8. Therefore, now we have a possible way to prevent dukha from arising: we need to remove all types of cravings for impermanent material objects from our MINDS.

  • Of course that is easy to be said than done. We attach to things in this world because they provide tangible sense pleasures. No one can deny that, and it is very hard to resist many sense pleasures for which we have had attachments from beginningless time.
  • Thus we have to do it in stages. No one (except a few who have developed required mindset over many past births) can do it quickly.
  • The critical first step to Nibbāna is the Sotāpanna stage. And that is gained just by gaining the first understanding of anicca, dukkha, anatta.
  • It is hard to believe, but an enormous fraction of our craving for worldly things will be removed at the Sotāpanna stage when the realization hits that certain immoral things are NOT WORTH doing for the sake of long-term benefit. That is something that will be ingrained in the mind and one does not need to think about it.

9. It is stated in the Nakhasikha Sutta (Samyutta Nikāya – 2, p. 212 of the Pāli/Sinhala Tipiṭaka) that the amount of defilements that a Sotāpanna has left to remove can be compared to the soil one can pick up on one’s fingernail, if the amount of defilements a normal human has is comparable to the soil in the whole Earth; see, “What is the only Akusala Removed by a Sotāpanna?“.

  • A short but correct translation of the essence of the sutta is also available online:

Nakhasikha Sutta: The Tip of the Fingernail

  • Since such a large amount of defilements are removed just by getting rid of micchā diṭṭhi, it is CRITICAL to get rid of micchā diṭṭhi by comprehending anicca, dukkha, anatta.
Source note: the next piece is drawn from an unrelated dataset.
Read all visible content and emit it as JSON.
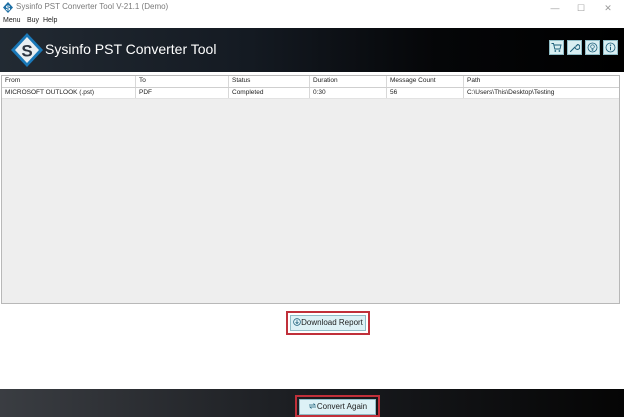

And the key to all three characteristics is to comprehend the “anicca nature” of this world. This is why I keep emphasizing this point at every opportunity.
  • However, it is not possible to grasp the “anicca nature” until one has purified one’s mind to some extent; see, “Starting on the Path Even without Belief in Rebirth” and other posts in the “Living Dhamma” section.

 Also, see, “Logical Proof that Impermanence is Incorrect Translation of Anicca“.

Print Friendly, PDF & Email